Jamel Herring tested positive for COVID-19 twice in July. Each positive test cost him a date on ESPN to defend his WBO super featherweight title. Herring was not angry. He was not bitter. Instead, he said he felt lucky.
“It’s not just me who’s going through this,” Herring said. “The whole world is going through this pandemic. At least I am fortunate enough to still come back and get another fight date and do what I do for a living. So many Americans can’t go back to work. I am grateful and lucky that physically it didn’t hit me as hard as it hit others. I lost people in my life to this virus.”
After two postponements, Herring (21-2, 10 KOs) will defend his title on Sept. 5 against Jonathan Oquendo (31-6, 19 KOs) inside the Top Rank bubble at the MGM Grand Conference Center in Las Vegas. The fight will be televised by ESPN.
“I feel great,” said Herring, 34. “Training camp has been going smoothly, mentally I am in a good place. I am just ready to go now. Everything happens for a reason. This was a kind of like a blessing in disguise. In July, I was still flushing out the virus in my system. Everything happens for a reason.”
The original fight was scheduled for July 2, but was postponed when Herring had his first positive test. It was rescheduled for July 14 and the date appeared safe when Herring tested negative before arriving back in Las Vegas. But, on July 13, Herring tested positive while inside Top Rank’s bubble and the fight was again canceled.
"Jamel has gone through an awful lot with the COVID-19 diagnoses and postponed fight dates, but he’s as mentally strong as any fighter I’ve ever met,” said his promoter Bob Arum. “This is another challenge he’s passed with flying colors. He’s a resilient young man who is proving it yet again. Jamel’s preparation and will to win have never wavered. Come Saturday, you will see the best version of ‘The Fighting Marine.”
Herring grew up in Coram and learned to box at the Veterans Memorial Gym in Shirley. He left Long Island in 2003 when he enlisted in the Marine Corps. After serving a tour of combat duty in Fallujah, he found his way onto the Marine Corps boxing team.
Herring now lives in Cincinnati but still has a connection to many of the fighters he grew up with on Long Island. Last weekend, he said he was “rooting all night” for light heavyweight Joe Smith Jr., who won a title-elimination fight on ESPN.
“When you are from Long Island you always have to prove you are tough because you always had the fighters in the city who looked down on Long Island fighters,” Herring said. “Long Island can also build champions. I never forget where I came from.”

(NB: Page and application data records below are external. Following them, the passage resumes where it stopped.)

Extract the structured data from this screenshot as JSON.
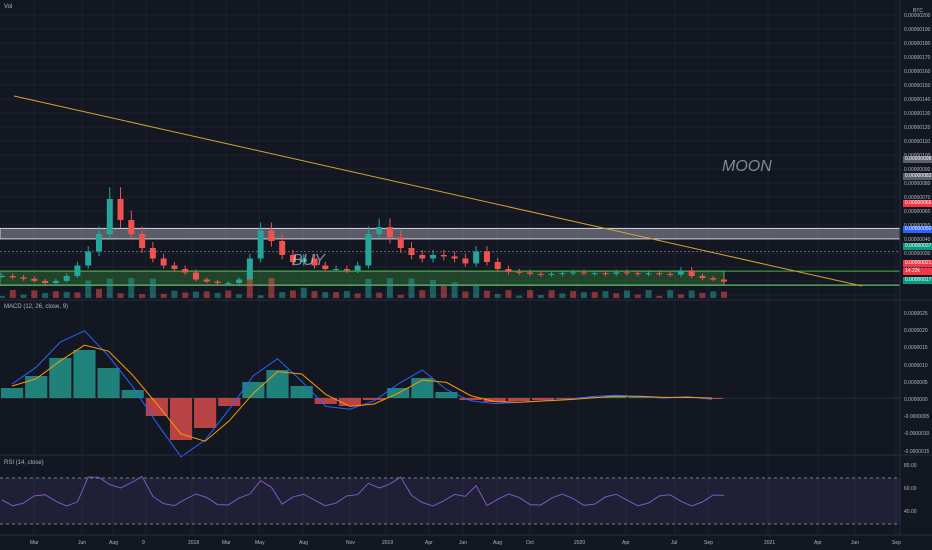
{
  "panes": {
    "volume_label": "Vol",
    "macd_label": "MACD (12, 26, close, 9)",
    "rsi_label": "RSI (14, close)"
  },
  "zones": {
    "moon": "MOON",
    "buy": "BUY"
  },
  "price_axis": {
    "currency": "BTC",
    "ticks": [
      "0.00000200",
      "0.00000190",
      "0.00000180",
      "0.00000170",
      "0.00000160",
      "0.00000150",
      "0.00000140",
      "0.00000130",
      "0.00000120",
      "0.00000110",
      "0.00000100",
      "0.00000090",
      "0.00000080",
      "0.00000070",
      "0.00000060",
      "0.00000050",
      "0.00000040",
      "0.00000030",
      "0.00000020",
      "0.00000010"
    ]
  },
  "price_tags": [
    {
      "text": "0.00000098",
      "color": "#5b5f6b"
    },
    {
      "text": "0.00000083",
      "color": "#5b5f6b"
    },
    {
      "text": "0.00000065",
      "color": "#f23645"
    },
    {
      "text": "0.00000050",
      "color": "#2962ff"
    },
    {
      "text": "0.00000037",
      "color": "#089981"
    },
    {
      "text": "0.00000021",
      "color": "#f23645"
    },
    {
      "text": "14.22k",
      "color": "#f23645"
    },
    {
      "text": "0.00000017",
      "color": "#089981"
    }
  ],
  "macd_axis": [
    "0.0000025",
    "0.0000020",
    "0.0000015",
    "0.0000010",
    "0.0000005",
    "0.0000000",
    "-0.0000005",
    "-0.0000010",
    "-0.0000015"
  ],
  "rsi_axis": [
    "80.00",
    "60.00",
    "40.00"
  ],
  "time_axis": [
    "Mar",
    "Jun",
    "Aug",
    "9",
    "2018",
    "Mar",
    "May",
    "Aug",
    "Nov",
    "2019",
    "Apr",
    "Jun",
    "Aug",
    "Oct",
    "2020",
    "Apr",
    "Jul",
    "Sep",
    "2021",
    "Apr",
    "Jun",
    "Sep"
  ],
  "colors": {
    "up": "#26a69a",
    "down": "#ef5350",
    "trendline": "#d6a32c",
    "buy_zone": "#2e7d32",
    "moon_zone": "#9598a1",
    "macd": "#2962ff",
    "signal": "#ff9800",
    "rsi": "#7e57c2"
  },
  "chart_data": [
    {
      "type": "candlestick",
      "title": "",
      "note": "Approximate close series read from the chart (BTC)",
      "close": [
        3e-07,
        2.8e-07,
        2.6e-07,
        2.3e-07,
        2e-07,
        2.3e-07,
        3e-07,
        4.5e-07,
        6.5e-07,
        9e-07,
        1.4e-06,
        1.1e-06,
        9e-07,
        7e-07,
        5.5e-07,
        4.5e-07,
        4e-07,
        3.5e-07,
        2.5e-07,
        2.2e-07,
        2e-07,
        2e-07,
        2.5e-07,
        5.5e-07,
        9.5e-07,
        8e-07,
        6e-07,
        5e-07,
        5.5e-07,
        4.5e-07,
        4e-07,
        4e-07,
        3.8e-07,
        4.5e-07,
        9e-07,
        1e-06,
        8.5e-07,
        7e-07,
        6e-07,
        5.5e-07,
        6e-07,
        5.8e-07,
        5.5e-07,
        4.8e-07,
        6.5e-07,
        5e-07,
        4e-07,
        3.6e-07,
        3.5e-07,
        3.3e-07,
        3.2e-07,
        3.3e-07,
        3.4e-07,
        3.5e-07,
        3.4e-07,
        3.4e-07,
        3.3e-07,
        3.5e-07,
        3.4e-07,
        3.3e-07,
        3.4e-07,
        3.3e-07,
        3.2e-07,
        3.8e-07,
        3e-07,
        2.7e-07,
        2.5e-07,
        2.2e-07
      ]
    },
    {
      "type": "area",
      "title": "Zones",
      "series": [
        {
          "name": "MOON",
          "values": [
            8.3e-07,
            9.8e-07
          ]
        },
        {
          "name": "BUY",
          "values": [
            1.7e-07,
            3.7e-07
          ]
        }
      ]
    }
  ]
}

Herring earned a spot on the U.S. Olympic team in 2012 and turned pro later that year. In May of 2018, he captured the WBO title with a decision over Masayuki Ito.
As a former Marine, Herring is often asked about athletes taking a knee and social justice issues.
“That’s their right,” Herring said. “The reason why we defend our country is for people who live here in America to freely express their believes and their first amendment rights. I’d rather see peaceful protesting, rather than violence and rioting that causes harm and death.”
As his fight with Oquendo approaches, Herring said he is not concerned with the interruption in training. After the second positive test, he quarantined for two weeks at home with his family. That time was used to relax and disconnect. The time away from the gym, he said, allowed him to return to training with a clear focus on September 5. Herring will be tested twice for COVID-19. The first time when he arrives Wednesday at the Top Rank bubble and then again the night before the fight.
“I know Oquendo is going to try and push the fight,” Herring said. "I have to go out there and be me, I can’t focus on what he’s going to do. My main thing now is showing the world: Hey, this is a guy who had COVID-19 and look how good he is. He’s able to perform at a high level.”